Citizen group launches new protest ship in Henoko

Citizen group launches new protest ship in Henoko

In front of protest ship Fukutsu (Invictus), Captain and pastor Hajime Kanai (right) expressed gratitude to fundraisers at Teima fishing port in Henoko on November 14.

November 15, 2014 Ryukyu Shimpo

On November 14, at Teima fishing port, Nago, a citizen group held a launching ceremony for a new ship, which they will use to protest against a landfill project being carried out to build a replacement facility for the U.S. Futenma base. The ship has capacity for ten people and is named Fukutsu (Invictus), in honour of a popular resistance activist and politician.

The Peace Research Institute of Okinawa has called for a nationwide fundraising campaign in order to buy a protest ship. Enough funds to buy the ship could be raised in about a month, it says. The ship’s name Fukutsu is a word that Kamejiro Senaga (June 10, 1907 – October 5, 2001) used in his calligraphic writing. The word is painted on the body of the ship, in the style of Senaga’s handwriting. Senaga was a Naha Mayor and a prominent political figure when Okinawa was under US governance. He was imprisoned by American military authorities. Later, he served as a member of the Japanese Diet, in the House of Representatives, before retiring from politics.

Captain Hajime Kanai, a pastor and a coordinator of the Peace Research Institute, said, “By inheriting Mr. Senaga’s spirit, we will resist bowing before any oppression. We will struggle against the government using this ship.”

Hiroshi Ashitomi, co-representative of the Helicopter Base Objection Association, said, “I would like this ship to be a pillar of struggle in Henoko.”
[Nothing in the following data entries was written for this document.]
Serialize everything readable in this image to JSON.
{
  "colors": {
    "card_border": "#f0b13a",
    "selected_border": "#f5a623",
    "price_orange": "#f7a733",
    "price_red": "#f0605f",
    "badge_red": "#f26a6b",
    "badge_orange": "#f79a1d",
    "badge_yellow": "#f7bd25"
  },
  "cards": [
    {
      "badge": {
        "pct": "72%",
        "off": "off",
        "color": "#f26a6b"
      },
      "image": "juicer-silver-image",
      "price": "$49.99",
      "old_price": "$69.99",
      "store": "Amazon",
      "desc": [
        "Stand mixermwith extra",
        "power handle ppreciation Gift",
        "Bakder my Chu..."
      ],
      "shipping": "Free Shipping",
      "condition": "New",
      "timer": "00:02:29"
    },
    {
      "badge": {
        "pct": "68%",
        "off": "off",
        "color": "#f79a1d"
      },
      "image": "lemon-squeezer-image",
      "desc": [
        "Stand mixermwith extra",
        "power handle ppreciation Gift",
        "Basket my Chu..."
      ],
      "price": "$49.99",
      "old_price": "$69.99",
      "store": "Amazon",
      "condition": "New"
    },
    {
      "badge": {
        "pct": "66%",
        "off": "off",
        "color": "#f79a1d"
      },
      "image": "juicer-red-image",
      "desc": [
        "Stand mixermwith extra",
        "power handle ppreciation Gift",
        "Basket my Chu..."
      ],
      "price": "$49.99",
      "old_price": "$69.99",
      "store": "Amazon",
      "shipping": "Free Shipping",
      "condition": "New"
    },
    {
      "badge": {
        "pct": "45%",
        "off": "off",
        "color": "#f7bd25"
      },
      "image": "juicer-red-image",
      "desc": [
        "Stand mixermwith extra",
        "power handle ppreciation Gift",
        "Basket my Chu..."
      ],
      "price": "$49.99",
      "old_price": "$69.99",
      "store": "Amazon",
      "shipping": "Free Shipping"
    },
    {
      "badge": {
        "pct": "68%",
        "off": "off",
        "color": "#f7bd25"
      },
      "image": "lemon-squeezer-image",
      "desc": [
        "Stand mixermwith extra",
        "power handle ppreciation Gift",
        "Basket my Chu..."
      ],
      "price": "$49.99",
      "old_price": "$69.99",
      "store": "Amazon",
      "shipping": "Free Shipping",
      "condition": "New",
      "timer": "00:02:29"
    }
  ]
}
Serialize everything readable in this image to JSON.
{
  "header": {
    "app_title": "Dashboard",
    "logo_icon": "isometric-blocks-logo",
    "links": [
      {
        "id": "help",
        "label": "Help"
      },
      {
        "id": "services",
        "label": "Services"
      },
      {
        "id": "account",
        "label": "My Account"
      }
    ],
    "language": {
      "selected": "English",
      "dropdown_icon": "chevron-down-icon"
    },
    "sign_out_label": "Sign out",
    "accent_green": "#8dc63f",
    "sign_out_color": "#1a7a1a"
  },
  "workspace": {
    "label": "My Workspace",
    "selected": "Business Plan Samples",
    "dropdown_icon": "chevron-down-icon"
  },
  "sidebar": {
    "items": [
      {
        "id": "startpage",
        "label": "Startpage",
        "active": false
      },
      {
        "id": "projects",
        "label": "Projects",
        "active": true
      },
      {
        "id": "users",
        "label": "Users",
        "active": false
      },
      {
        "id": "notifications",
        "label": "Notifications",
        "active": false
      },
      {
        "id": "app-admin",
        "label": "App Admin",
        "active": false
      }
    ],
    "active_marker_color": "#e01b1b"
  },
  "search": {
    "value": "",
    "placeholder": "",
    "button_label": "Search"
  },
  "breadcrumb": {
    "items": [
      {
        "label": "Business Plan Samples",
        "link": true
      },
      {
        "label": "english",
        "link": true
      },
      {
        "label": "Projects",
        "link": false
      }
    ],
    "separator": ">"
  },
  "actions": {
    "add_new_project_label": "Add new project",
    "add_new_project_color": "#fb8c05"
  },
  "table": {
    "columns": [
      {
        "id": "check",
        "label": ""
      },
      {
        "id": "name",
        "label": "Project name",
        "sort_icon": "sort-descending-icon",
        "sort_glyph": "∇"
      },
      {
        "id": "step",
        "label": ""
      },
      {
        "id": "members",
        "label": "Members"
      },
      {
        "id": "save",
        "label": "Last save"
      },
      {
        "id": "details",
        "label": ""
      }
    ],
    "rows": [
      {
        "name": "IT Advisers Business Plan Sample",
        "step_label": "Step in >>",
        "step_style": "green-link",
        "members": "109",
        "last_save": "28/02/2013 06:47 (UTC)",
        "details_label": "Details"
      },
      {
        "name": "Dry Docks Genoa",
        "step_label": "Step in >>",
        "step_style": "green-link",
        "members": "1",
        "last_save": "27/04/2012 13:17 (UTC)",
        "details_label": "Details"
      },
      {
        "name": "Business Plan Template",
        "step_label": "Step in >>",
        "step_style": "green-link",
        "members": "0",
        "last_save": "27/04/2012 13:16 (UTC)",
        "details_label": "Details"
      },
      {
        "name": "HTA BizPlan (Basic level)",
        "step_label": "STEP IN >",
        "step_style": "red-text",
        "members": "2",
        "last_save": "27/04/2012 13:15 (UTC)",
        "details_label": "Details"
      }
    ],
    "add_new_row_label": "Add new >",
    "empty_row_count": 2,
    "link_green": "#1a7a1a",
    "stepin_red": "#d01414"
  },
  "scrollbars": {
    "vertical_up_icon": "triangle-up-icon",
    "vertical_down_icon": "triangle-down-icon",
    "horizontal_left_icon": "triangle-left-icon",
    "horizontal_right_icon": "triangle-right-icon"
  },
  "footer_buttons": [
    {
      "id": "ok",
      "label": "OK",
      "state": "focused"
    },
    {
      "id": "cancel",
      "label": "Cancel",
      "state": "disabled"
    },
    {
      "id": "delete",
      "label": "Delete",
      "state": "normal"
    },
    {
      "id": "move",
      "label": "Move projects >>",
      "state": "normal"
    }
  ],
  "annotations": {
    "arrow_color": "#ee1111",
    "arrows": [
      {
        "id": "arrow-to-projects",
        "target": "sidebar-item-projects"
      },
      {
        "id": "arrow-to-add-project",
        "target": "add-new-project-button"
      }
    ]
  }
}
On the same day, about 60 people held a sit-in protest in front of Camp Schwab in Henoko. Gavan McCormack, an Emeritus Professor of the Australian National University, spoke to the people, “I would like to write about the meaning of this struggle. Now you are creating a new history. We will show our solidarity with you from abroad.”

(English translation by T&CT)

Go to Japanese


Previous Article:
Next Article:

[Similar Articles]